The financial industry is changing—and so is the marketplace. Combined, these trends have created a “perfect storm” of opportunities and challenges, which many companies are not prepared to weather. Those that can navigate these new waters by tailoring their business tactics, products and services are destined to reap the rewards.
An industry in flux
Over the last five years, we’ve seen a large number of mergers and acquisitions within the financial services industry at every level. In fact, the total number of offices managed by FDIC-insured institutions peaked in 2009, and has shrunk by nearly 5 percent since. Analysts and industry leaders further predict that consolidation will continue at a faster pace in 2015. As the accompanying graphics show, this will make many institutions vulnerable to churn.
Finally, the financial industry will also have to adjust to the fact that customer profiles have changed significantly.
Here come the Millennials
Audience demographics have indeed shifted, and not just for the financial sector. Most notably, Millennials (those born between 1982 and 2004) have officially replaced Baby Boomers as the largest group of consumers, now comprising upwards of 40 percent.
A good portion of them are just starting out in life, hence busily shopping for new banking products, primarily checking accounts.
Growing by acquisition. Winning by a tactical shift
While keeping their finger on the industry’s pulse, smaller banks and credit unions must start catering to this new audience immediately to keep from being trounced by their larger counterparts.
Community banks will likely find it desirable (or a necessity) to sell or acquire other entities to get the capital, resources and expertise needed to develop enhanced strategies and offerings. Here are some tactics they would do well to try:
• Sharper, more differentiated marketing
Studies show that Millennials do not have a seasoned loyalty toward their financial institution. While this is bad news for the incumbent, challengers with superior creative, strategies and offers have a decent chance of wooing new customers.
• Convenient branch locations
Interestingly, Millennials tend to gravitate toward larger national banks.
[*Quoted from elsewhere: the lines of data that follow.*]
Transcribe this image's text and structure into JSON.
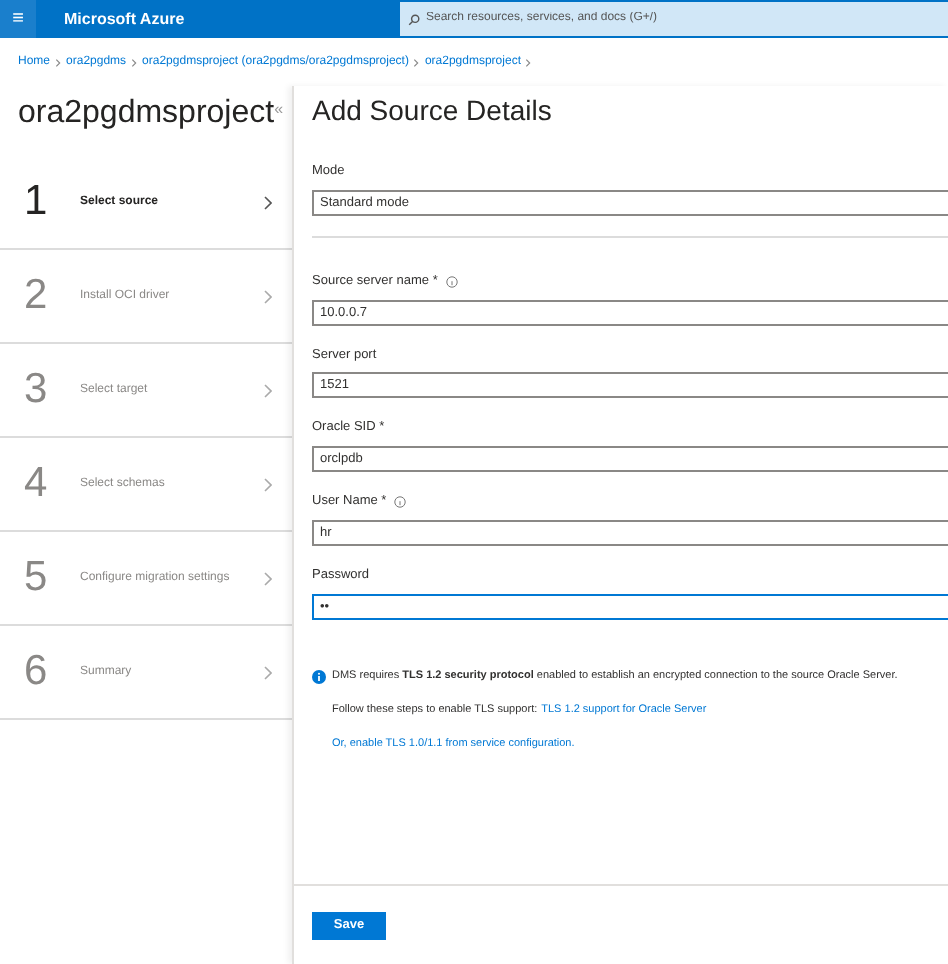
{
  "top_bar": {
    "menu_icon": "≡",
    "brand": "Microsoft Azure",
    "search": {
      "placeholder": "Search resources, services, and docs (G+/)"
    }
  },
  "breadcrumbs": [
    "Home",
    "ora2pgdms",
    "ora2pgdmsproject (ora2pgdms/ora2pgdmsproject)",
    "ora2pgdmsproject"
  ],
  "sidebar": {
    "title": "ora2pgdmsproject",
    "collapse": "«",
    "steps": [
      {
        "number": "1",
        "label": "Select source",
        "selected": true
      },
      {
        "number": "2",
        "label": "Install OCI driver",
        "selected": false
      },
      {
        "number": "3",
        "label": "Select target",
        "selected": false
      },
      {
        "number": "4",
        "label": "Select schemas",
        "selected": false
      },
      {
        "number": "5",
        "label": "Configure migration settings",
        "selected": false
      },
      {
        "number": "6",
        "label": "Summary",
        "selected": false
      }
    ]
  },
  "panel": {
    "title": "Add Source Details",
    "fields": [
      {
        "kind": "input",
        "label": "Mode",
        "value": "Standard mode",
        "focused": false
      },
      {
        "kind": "divider"
      },
      {
        "kind": "input_with_info",
        "label": "Source server name *",
        "value": "10.0.0.7",
        "focused": false
      },
      {
        "kind": "input",
        "label": "Server port",
        "value": "1521",
        "focused": false
      },
      {
        "kind": "input",
        "label": "Oracle SID *",
        "value": "orclpdb",
        "focused": false
      },
      {
        "kind": "input_with_info",
        "label": "User Name *",
        "value": "hr",
        "focused": false
      },
      {
        "kind": "input",
        "label": "Password",
        "value": "••",
        "focused": true
      }
    ],
    "notice": {
      "text": "DMS requires **TLS 1.2 security protocol** enabled to establish an encrypted connection to the source Oracle Server.",
      "steps_text": "Follow these steps to enable TLS support:",
      "steps_link": "TLS 1.2 support for Oracle Server",
      "config_link": "Or, enable TLS 1.0/1.1 from service configuration."
    },
    "save_button": "Save"
  }
}
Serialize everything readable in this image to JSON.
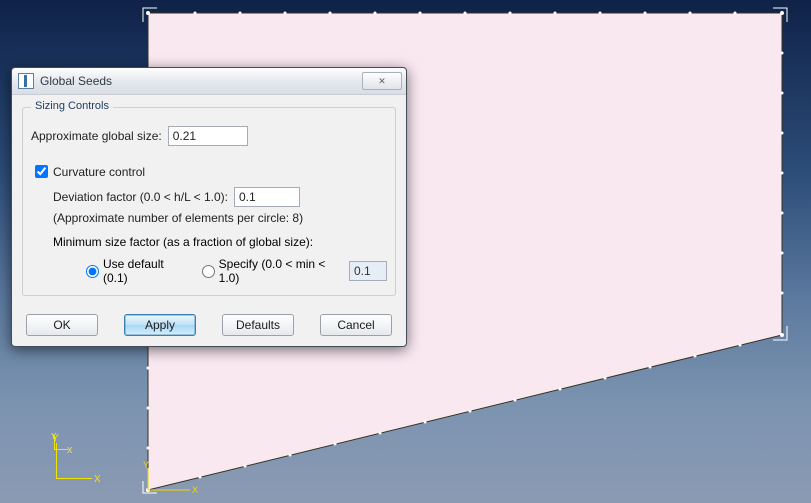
{
  "dialog": {
    "title": "Global Seeds",
    "group_legend": "Sizing Controls",
    "approx_label": "Approximate global size:",
    "approx_value": "0.21",
    "curv_checkbox_label": "Curvature control",
    "curv_checked": true,
    "deviation_label": "Deviation factor (0.0 < h/L < 1.0):",
    "deviation_value": "0.1",
    "elem_per_circle_text": "(Approximate number of elements per circle: 8)",
    "min_size_title": "Minimum size factor (as a fraction of global size):",
    "use_default_label": "Use default (0.1)",
    "specify_label": "Specify (0.0 < min < 1.0)",
    "specify_value": "0.1",
    "min_size_mode": "default",
    "buttons": {
      "ok": "OK",
      "apply": "Apply",
      "defaults": "Defaults",
      "cancel": "Cancel"
    }
  },
  "triad": {
    "x_label": "X",
    "y_label": "Y"
  }
}
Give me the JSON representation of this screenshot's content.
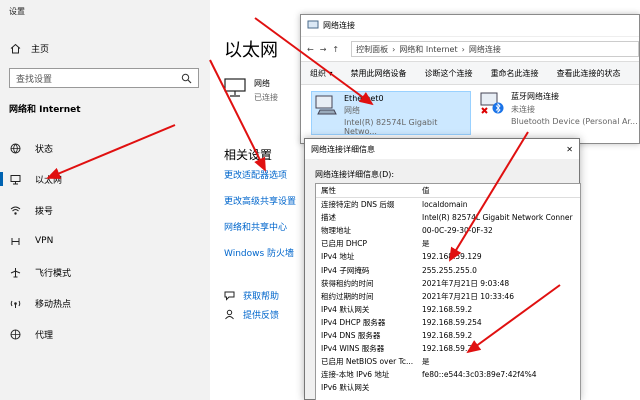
{
  "settings": {
    "window_title": "设置",
    "home_label": "主页",
    "search_placeholder": "查找设置",
    "section_header": "网络和 Internet",
    "nav": [
      {
        "label": "状态",
        "icon": "status-globe-icon"
      },
      {
        "label": "以太网",
        "icon": "ethernet-icon",
        "selected": true
      },
      {
        "label": "拨号",
        "icon": "dialup-icon"
      },
      {
        "label": "VPN",
        "icon": "vpn-icon"
      },
      {
        "label": "飞行模式",
        "icon": "airplane-icon"
      },
      {
        "label": "移动热点",
        "icon": "hotspot-icon"
      },
      {
        "label": "代理",
        "icon": "proxy-globe-icon"
      }
    ],
    "page_title": "以太网",
    "network_name": "网络",
    "network_status": "已连接",
    "related_title": "相关设置",
    "related_links": [
      "更改适配器选项",
      "更改高级共享设置",
      "网络和共享中心",
      "Windows 防火墙"
    ],
    "help": [
      "获取帮助",
      "提供反馈"
    ]
  },
  "network_connections": {
    "window_title": "网络连接",
    "breadcrumb": [
      "控制面板",
      "网络和 Internet",
      "网络连接"
    ],
    "toolbar": [
      "组织 ▾",
      "禁用此网络设备",
      "诊断这个连接",
      "重命名此连接",
      "查看此连接的状态"
    ],
    "adapters": [
      {
        "name": "Ethernet0",
        "status": "网络",
        "device": "Intel(R) 82574L Gigabit Netwo..."
      },
      {
        "name": "蓝牙网络连接",
        "status": "未连接",
        "device": "Bluetooth Device (Personal Ar..."
      }
    ]
  },
  "details_dialog": {
    "title": "网络连接详细信息",
    "caption": "网络连接详细信息(D):",
    "col_property": "属性",
    "col_value": "值",
    "rows": [
      {
        "k": "连接特定的 DNS 后缀",
        "v": "localdomain"
      },
      {
        "k": "描述",
        "v": "Intel(R) 82574L Gigabit Network Conner"
      },
      {
        "k": "物理地址",
        "v": "00-0C-29-30-0F-32"
      },
      {
        "k": "已启用 DHCP",
        "v": "是"
      },
      {
        "k": "IPv4 地址",
        "v": "192.168.59.129"
      },
      {
        "k": "IPv4 子网掩码",
        "v": "255.255.255.0"
      },
      {
        "k": "获得租约的时间",
        "v": "2021年7月21日 9:03:48"
      },
      {
        "k": "租约过期的时间",
        "v": "2021年7月21日 10:33:46"
      },
      {
        "k": "IPv4 默认网关",
        "v": "192.168.59.2"
      },
      {
        "k": "IPv4 DHCP 服务器",
        "v": "192.168.59.254"
      },
      {
        "k": "IPv4 DNS 服务器",
        "v": "192.168.59.2"
      },
      {
        "k": "IPv4 WINS 服务器",
        "v": "192.168.59.2"
      },
      {
        "k": "已启用 NetBIOS over Tc...",
        "v": "是"
      },
      {
        "k": "连接-本地 IPv6 地址",
        "v": "fe80::e544:3c03:89e7:42f4%4"
      },
      {
        "k": "IPv6 默认网关",
        "v": ""
      }
    ]
  },
  "colors": {
    "accent": "#0063b1",
    "link": "#0066cc",
    "arrow": "#e01010",
    "selected_bg": "#cce8ff"
  }
}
Moreover, according to The Financial Brand, roughly 70 percent prefer to open an account at a branch—a slightly higher rate than that of Boomers. More brick-and-mortar locations will surely spread brand awareness and consideration amongst this audience.
• Expanded mobile banking
Millennials grew up in the digital age, and the majority prefer mobile banking for day-to-day transactions once their account has been opened at a branch. A recent survey posted on FindABetterBank.com found that over 70 percent of Millennials considered mobile banking a “nice-to-have” or “must-have.” This compared to just over 50 percent of shoppers age 30-plus.
• Low fees
Millennials are often in the midst in significant life changes that impact their financial freedom: facing student loan debts after graduating from college; looking for a new or better job; preparing to get married or buy a home. Plus, like the rest of us, they’re price shoppers, and so are apt to choose a bank that can offer them accounts with low fees.
Financial institutions should also strongly consider offering more products that don’t require high balances to avoid discouraging this new audience.
To compete effectively against larger entities in acquiring and retaining Millennials, small and mid-sized banks should give serious consideration to these business tactics. Millennials are young, smart and savvy—keen enough to notice when a seemingly better deal comes along.